Why is it that we are mean to ourselves? Not just rude, but down right mean. Since I was little everyone called me Rah-Rah Rachel. Lifting other people up was and well…. still is my entire identity. How did I insert a light switch into the way I talk to others, verses myself? I spend my days crafting ways to lift others up. Do they need a card with reasons why they are important, should I pay for their heating fuel with all my taxes, should I drop off flowers because they posted they had a rough week? I search. I search day in and day out for how to help lift others, and yet I drop myself.
I do a nightly routine of squeezing my mama chunk roles, and self-loathing. I never even noticed I was doing it each night until my husband told me to stop, and I was perfect the way I was.

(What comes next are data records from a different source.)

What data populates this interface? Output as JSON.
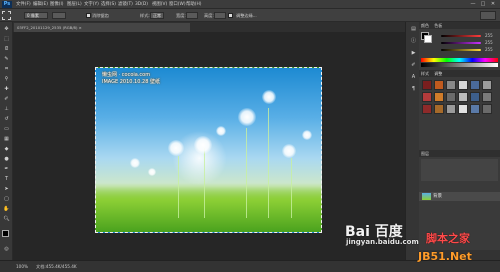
{
  "menubar": {
    "logo": "Ps",
    "items": [
      "文件(F)",
      "编辑(E)",
      "图像(I)",
      "图层(L)",
      "文字(Y)",
      "选择(S)",
      "滤镜(T)",
      "3D(D)",
      "视图(V)",
      "窗口(W)",
      "帮助(H)"
    ],
    "window_controls": [
      "—",
      "□",
      "✕"
    ]
  },
  "options_bar": {
    "tool_icon": "marquee-icon",
    "feather_value": "0 像素",
    "style_label": "样式:",
    "style_value": "正常",
    "width_label": "宽度:",
    "height_label": "高度:",
    "adjust_edge": "调整边缘...",
    "anti_alias_label": "消除锯齿"
  },
  "document": {
    "tab_title": "03FF2_20101129_2535 (RGB/8) ×"
  },
  "image": {
    "watermark_line1": "懒虫网 · cocoia.com",
    "watermark_line2": "IMAGE 2010.10.28 壁纸"
  },
  "panels": {
    "color_tab": "颜色",
    "swatch_tab": "色板",
    "styles_tab": "样式",
    "adjust_tab": "调整",
    "layers_tab": "图层",
    "r_value": "255",
    "g_value": "255",
    "b_value": "255",
    "layer_name": "背景"
  },
  "status": {
    "zoom": "100%",
    "doc_info": "文档:455.4K/455.4K"
  },
  "credits": {
    "baidu": "Bai 百度",
    "jingyan": "jingyan.baidu.com",
    "site1": "脚本之家",
    "site2": "JB51.Net"
  }
}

I would grab my rolls and squeeze them tight, huffing and puffing about how unhappy with my body I was. I wouldn’t sit down and eat a warm meal, I was racing around to clean the dishes verses just stopping and putting me before a pile of stationary dishes. They weren’t going anywhere…. But I couldn’t stop myself or love myself enough to give myself a moment break.
My fellow mamas, I’m sure you’re in the same spot. You equate the price of shirt your looking at for yourself, into bottles of formula, day care costs, kid activities, laundry detergent. The shirt never makes it home because you don’t rank on the importance scale in your head. YOU ARE IMPORTANT. You DO matter! It’s not about the shirt. It’s about the concept!
Self-care isn’t all about bubble baths, and new clothing. Sometimes it’s not pinching your belly chunk or leaving the dishes. Sometimes its talking to yourself like you would a friend. It’s blasting a song, singing silly in the car with the windows down not caring who is watching, or sipping a cup of coffee in 5 minutes peace. Make yourself important. Put your needs first even once a day. If it is leaving the laundry till tomorrow. Leave it. It won’t go anywhere, but you deserve kindness. You deserve a moment to just yourself, however you choose to use it.
Stay Positive and Kind,
Rah- Rah Rachel
“Your trauma is valid. Even if other people have experienced “worse”. Even if someone else who went through the same experience doesn’t feel debilitated by it. Even if it “could have been avoided”. Even if it happened a long time ago. Even if no one knows. Your trauma is real and valid, and you deserve a space to talk about it. It isn’t desperate or pathetic or attention-seeking. It’s self-care. It’s inconceivably brave. And regardless of the magnitude of your struggle, you’re allowed to take care of yourself by processing and unloading some of the pain you carry. Your pain matters. Your experience matters, and your healing matters. Nothing and no one can take that away.” — Daniell Koepke